Analysts say that the mixture of Kurz's center-right People's Party and the Greens, traditional adversaries, could set an example for other countries. 

It could send a message to neighboring Germany, where polls suggest a similar combination may become possible after the next election.

Reclaiming the title

Kurz reclaims the title of the world's youngest serving head of government from Finnish Prime Minister Sanna Marin who is 34 and took office last month.

Kurz, seen as a political talent who became foreign minister at 27, played a leading role in all but shutting down the Balkan route used by many migrants to Europe in 2016. He has made a hardline on migration, a hallmark of his party.

He first became chancellor at 31 in late 2017, leading a coalition with the far-right Freedom Party.

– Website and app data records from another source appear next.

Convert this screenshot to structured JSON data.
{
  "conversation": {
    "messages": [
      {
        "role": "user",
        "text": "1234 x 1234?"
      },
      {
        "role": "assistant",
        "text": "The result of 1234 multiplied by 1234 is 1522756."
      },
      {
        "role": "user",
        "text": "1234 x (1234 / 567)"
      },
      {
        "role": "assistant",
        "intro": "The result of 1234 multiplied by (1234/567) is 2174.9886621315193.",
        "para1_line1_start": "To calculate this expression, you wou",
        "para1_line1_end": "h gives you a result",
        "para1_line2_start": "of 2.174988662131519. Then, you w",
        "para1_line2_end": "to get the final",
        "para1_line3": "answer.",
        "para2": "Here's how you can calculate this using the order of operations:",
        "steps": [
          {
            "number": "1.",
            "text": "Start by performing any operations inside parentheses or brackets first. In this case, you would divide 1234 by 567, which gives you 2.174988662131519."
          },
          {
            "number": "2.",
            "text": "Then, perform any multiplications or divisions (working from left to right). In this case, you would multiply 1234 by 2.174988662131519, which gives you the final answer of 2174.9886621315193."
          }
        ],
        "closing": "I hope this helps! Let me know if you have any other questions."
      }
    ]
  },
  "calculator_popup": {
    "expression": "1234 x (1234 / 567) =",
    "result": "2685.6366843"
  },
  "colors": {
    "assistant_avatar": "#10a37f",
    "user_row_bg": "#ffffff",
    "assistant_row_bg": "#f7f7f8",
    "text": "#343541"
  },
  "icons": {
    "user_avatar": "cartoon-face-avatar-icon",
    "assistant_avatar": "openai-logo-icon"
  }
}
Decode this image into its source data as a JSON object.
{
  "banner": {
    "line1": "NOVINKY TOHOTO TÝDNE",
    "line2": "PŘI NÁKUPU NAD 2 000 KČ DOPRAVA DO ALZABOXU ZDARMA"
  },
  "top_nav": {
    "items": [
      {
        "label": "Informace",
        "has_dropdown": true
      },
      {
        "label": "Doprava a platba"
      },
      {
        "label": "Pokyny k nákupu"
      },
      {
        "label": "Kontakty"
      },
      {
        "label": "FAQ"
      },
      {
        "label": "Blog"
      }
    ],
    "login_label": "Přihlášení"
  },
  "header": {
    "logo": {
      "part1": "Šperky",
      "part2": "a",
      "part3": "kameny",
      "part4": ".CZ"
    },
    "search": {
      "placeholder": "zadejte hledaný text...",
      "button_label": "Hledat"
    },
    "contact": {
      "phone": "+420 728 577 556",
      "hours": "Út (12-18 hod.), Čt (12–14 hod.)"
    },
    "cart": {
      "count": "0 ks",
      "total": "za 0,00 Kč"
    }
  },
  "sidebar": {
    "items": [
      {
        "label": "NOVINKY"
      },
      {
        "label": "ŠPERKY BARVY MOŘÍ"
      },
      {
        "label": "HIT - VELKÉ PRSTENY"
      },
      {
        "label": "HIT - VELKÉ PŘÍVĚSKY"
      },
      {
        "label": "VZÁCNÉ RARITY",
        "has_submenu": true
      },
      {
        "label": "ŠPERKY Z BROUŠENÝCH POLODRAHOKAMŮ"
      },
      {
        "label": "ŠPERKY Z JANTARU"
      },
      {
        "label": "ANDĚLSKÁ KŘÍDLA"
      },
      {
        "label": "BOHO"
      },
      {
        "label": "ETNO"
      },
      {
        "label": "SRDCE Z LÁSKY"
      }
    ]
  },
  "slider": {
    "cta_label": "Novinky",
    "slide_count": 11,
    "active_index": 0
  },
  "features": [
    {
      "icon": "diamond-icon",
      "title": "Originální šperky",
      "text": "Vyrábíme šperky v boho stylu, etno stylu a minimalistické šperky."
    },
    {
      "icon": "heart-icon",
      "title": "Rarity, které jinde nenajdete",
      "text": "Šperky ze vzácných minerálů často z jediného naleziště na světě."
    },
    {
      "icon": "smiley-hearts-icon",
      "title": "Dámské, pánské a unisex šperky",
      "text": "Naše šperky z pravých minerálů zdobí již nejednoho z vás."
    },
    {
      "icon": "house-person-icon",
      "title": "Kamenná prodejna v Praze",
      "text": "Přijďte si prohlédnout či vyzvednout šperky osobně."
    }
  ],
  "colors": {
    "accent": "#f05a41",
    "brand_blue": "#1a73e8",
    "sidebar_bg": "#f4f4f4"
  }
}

But in May, a video showing then-Freedom Party leader Heinz-Christian Strache offering favors to a purported Russian investor prompted Kurz to pull the plug.

Parliament then ousted Kurz in a no-confidence vote. In recent months, Austria was led by a non-partisan interim government under Chancellor Brigitte Bierlein.

The Freedom Party scandal prompted a snap election in September, from which the Kurz's People's Party and the Greens emerged as the big winners.

Great expectations

However, Austrian President Van der Bellen told the new Cabinet that Austrians "have great expectations of you." And he added that the trust that was "carefully rebuilt" must increase further because "Austria's democracy and its institutions live on citizens' trust."

The coalition agreement includes Green pledges such as action against climate change —including a target of "climate neutrality" by 2040 — and of improved government and administrative transparency.

But it also has conservative priorities, such as moves to cut Austrians' tax burden and continuing Kurz's tough line on migration. 

And the new chancellor has made clear that he still opposes efforts to distribute migrants fleeing war, persecution, and poverty around Europe.

07 January 2020, 17:22